In his author’s foreword to Giles Goat-Boy, the novel he began while teaching at Pennsylvania State University in the late 1950s and early ’60s, John Barth described an “epidemic of academic gigantism” beginning with that war and multiplied by the Sputnik crisis, in “a massive effort to ‘catch up,’ fueled by an inpouring of federal money that would fertilize the groves of Academe right through the Sixties” (1987, v). By most accounts, the literary humanities in the U.S. came comparatively late and gradually to this hyperproduction party. But it is unquestionable that the late-blooming and sometimes necessarily “silent” work of cumulative human wisdom has been nothing less than thoroughly colonized, now, by the disjunctive form of the scientific breakthrough noisily achieved in relative youth, and that this has decisively transformed the critical climate in which we operate. Indeed, we might well describe our chronic overproduction of research monographs, today, in their displacement of the critical essays of yore, as a refraction of that oblique appropriation of technoscience, through which a discipline practically weakened by the war relinquished the only advantage it retained over its triumphant rival: the not at all useless, and not at all publicly scorned normativity of critical vision in a universe of amorally mechanized research.
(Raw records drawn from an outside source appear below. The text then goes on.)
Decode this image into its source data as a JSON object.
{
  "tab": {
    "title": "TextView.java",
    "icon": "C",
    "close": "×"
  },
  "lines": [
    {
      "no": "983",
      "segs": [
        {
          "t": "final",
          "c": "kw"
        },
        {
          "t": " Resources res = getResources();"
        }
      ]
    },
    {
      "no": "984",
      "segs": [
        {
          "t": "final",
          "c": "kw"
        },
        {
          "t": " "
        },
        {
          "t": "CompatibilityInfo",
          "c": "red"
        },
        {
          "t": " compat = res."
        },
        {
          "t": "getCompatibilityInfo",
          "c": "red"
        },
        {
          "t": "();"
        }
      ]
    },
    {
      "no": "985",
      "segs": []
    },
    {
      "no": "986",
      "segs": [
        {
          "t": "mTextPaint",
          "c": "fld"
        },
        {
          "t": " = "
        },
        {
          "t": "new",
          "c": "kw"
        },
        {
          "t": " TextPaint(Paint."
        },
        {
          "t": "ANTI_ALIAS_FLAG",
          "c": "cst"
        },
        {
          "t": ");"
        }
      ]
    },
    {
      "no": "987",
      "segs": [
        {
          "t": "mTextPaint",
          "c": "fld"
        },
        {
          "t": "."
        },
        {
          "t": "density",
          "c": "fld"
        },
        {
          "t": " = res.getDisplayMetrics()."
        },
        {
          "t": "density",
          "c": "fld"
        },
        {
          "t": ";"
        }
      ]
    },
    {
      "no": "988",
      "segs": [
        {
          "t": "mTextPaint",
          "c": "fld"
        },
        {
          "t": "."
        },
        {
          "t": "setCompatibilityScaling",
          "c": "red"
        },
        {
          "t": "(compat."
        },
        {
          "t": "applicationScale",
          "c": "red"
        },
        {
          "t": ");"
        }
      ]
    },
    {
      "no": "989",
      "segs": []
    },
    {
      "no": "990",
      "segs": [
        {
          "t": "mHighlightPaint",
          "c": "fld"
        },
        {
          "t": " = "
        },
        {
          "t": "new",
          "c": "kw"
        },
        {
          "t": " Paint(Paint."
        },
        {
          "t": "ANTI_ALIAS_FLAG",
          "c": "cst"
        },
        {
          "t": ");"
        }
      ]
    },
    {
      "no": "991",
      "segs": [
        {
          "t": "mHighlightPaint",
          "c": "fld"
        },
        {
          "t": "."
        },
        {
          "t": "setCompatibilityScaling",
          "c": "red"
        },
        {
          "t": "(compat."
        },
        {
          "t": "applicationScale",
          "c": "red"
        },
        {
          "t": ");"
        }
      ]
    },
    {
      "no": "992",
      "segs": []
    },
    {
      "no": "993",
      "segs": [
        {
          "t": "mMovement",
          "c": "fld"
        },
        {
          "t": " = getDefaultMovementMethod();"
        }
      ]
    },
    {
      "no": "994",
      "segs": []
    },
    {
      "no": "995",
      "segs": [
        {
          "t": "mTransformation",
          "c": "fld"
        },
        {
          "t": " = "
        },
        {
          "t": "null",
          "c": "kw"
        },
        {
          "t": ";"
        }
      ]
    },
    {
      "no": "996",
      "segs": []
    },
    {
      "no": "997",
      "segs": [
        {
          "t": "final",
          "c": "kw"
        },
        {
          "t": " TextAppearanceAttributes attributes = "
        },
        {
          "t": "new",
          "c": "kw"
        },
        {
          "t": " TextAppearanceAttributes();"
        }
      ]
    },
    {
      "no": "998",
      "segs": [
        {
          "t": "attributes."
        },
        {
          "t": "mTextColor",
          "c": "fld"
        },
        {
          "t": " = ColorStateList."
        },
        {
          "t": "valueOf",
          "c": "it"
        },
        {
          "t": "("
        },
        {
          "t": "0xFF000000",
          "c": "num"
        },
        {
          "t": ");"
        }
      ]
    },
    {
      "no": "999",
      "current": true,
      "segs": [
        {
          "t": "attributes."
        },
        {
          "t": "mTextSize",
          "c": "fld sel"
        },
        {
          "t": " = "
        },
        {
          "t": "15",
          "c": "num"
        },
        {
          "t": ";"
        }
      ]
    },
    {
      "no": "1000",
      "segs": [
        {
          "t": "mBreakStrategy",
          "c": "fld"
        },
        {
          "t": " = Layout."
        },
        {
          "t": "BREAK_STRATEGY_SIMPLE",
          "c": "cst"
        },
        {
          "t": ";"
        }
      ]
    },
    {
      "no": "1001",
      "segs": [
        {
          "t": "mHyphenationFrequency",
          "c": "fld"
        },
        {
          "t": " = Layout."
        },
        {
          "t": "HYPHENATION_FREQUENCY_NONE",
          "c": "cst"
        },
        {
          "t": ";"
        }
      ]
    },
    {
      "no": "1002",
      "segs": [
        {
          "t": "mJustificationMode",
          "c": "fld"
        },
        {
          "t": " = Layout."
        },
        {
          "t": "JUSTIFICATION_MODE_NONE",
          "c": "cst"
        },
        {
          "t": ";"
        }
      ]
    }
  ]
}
To the extent that a newly arrived and thoroughly wonkish new or digital media studies is today the latest and greatest white humanist hope for salvation through grant funding and facility in technical administration, it might prompt us to consider, once again, the tragedy of Marshall McLuhan, a writer and thinker I admire and take seriously, against the grain of the dominant cultures of literary humanism and antihumanism even today. By “the tragedy of McLuhan” I mean not so much McLuhan’s...